This activity introduces students to sampling and testing for microorganisms in different water sources. It also tests iodine tablets to kill coliform bacteria which interest many students. The activity utilizes ...
Quantitative Classroom Exercises part of Quantitative Skills:Activity Collection
The four exercises give students an opportunity to use their knowledge of graphs, algebra, and maps to solve simple geological problems.
Copper Extraction Demonstration Tutorial part of Starting Point-Teaching Entry Level Geoscience:Interactive Lecture Demonstrations:Examples
Summary This demonstration uses sulfuric acid and crushed copper ore (malachite) to produce a solution of copper sulfate and carbonic acid in a beaker. When a freshly sanded nail is dropped into the copper sulfate ...
Teaching the nitrogen cycle and human health interactions part of Cutting Edge:Geology and Human Health:Workshop 04:Activities
This activity uses objects, pictures, and text in a matching game to define the nitrogen cycle and the environmental and human health impacts of nitrogen. The game can be used to associate useful and detrimental ...

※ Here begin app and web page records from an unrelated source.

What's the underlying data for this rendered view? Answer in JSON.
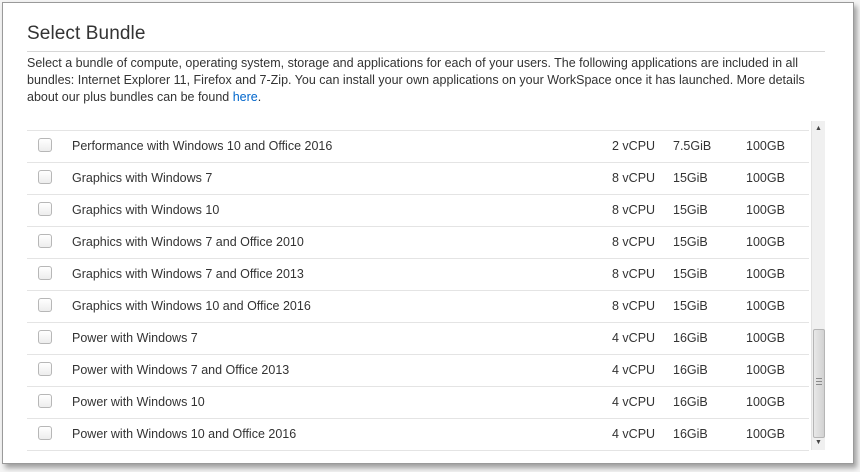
{
  "dialog": {
    "title": "Select Bundle",
    "description": "Select a bundle of compute, operating system, storage and applications for each of your users. The following applications are included in all bundles: Internet Explorer 11, Firefox and 7-Zip. You can install your own applications on your WorkSpace once it has launched. More details about our plus bundles can be found",
    "link_text": "here",
    "trailing_period": "."
  },
  "bundles": [
    {
      "name": "Performance with Windows 10 and Office 2016",
      "vcpu": "2 vCPU",
      "memory": "7.5GiB",
      "storage": "100GB",
      "checked": false
    },
    {
      "name": "Graphics with Windows 7",
      "vcpu": "8 vCPU",
      "memory": "15GiB",
      "storage": "100GB",
      "checked": false
    },
    {
      "name": "Graphics with Windows 10",
      "vcpu": "8 vCPU",
      "memory": "15GiB",
      "storage": "100GB",
      "checked": false
    },
    {
      "name": "Graphics with Windows 7 and Office 2010",
      "vcpu": "8 vCPU",
      "memory": "15GiB",
      "storage": "100GB",
      "checked": false
    },
    {
      "name": "Graphics with Windows 7 and Office 2013",
      "vcpu": "8 vCPU",
      "memory": "15GiB",
      "storage": "100GB",
      "checked": false
    },
    {
      "name": "Graphics with Windows 10 and Office 2016",
      "vcpu": "8 vCPU",
      "memory": "15GiB",
      "storage": "100GB",
      "checked": false
    },
    {
      "name": "Power with Windows 7",
      "vcpu": "4 vCPU",
      "memory": "16GiB",
      "storage": "100GB",
      "checked": false
    },
    {
      "name": "Power with Windows 7 and Office 2013",
      "vcpu": "4 vCPU",
      "memory": "16GiB",
      "storage": "100GB",
      "checked": false
    },
    {
      "name": "Power with Windows 10",
      "vcpu": "4 vCPU",
      "memory": "16GiB",
      "storage": "100GB",
      "checked": false
    },
    {
      "name": "Power with Windows 10 and Office 2016",
      "vcpu": "4 vCPU",
      "memory": "16GiB",
      "storage": "100GB",
      "checked": false
    }
  ],
  "scrollbar": {
    "position": 0.88,
    "up_icon": "triangle-up-icon",
    "down_icon": "triangle-down-icon"
  },
  "colors": {
    "link": "#0066cc",
    "text": "#333333",
    "row_border": "#e4e4e4"
  }
}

Upper Hudson Dredging Debate part of Cutting Edge:Topics:Geology and Human Health:Workshop 04:Activities
This exercise is intended to investigate, in detail, a current environmental problem, namely the environmental dredging of polychlorinated biphenyls (PCBs) from the Upper Hudson River. After an introductory lecture ...
Environmental Footprint part of Quantitative Skills:Activity Collection
This activity has students do a web-based environmental footprint quiz and integrate their results into a class mean. The students compare their results by creating a bar graph and do some simple calculations to see how much of the Earth just the population of the US requires.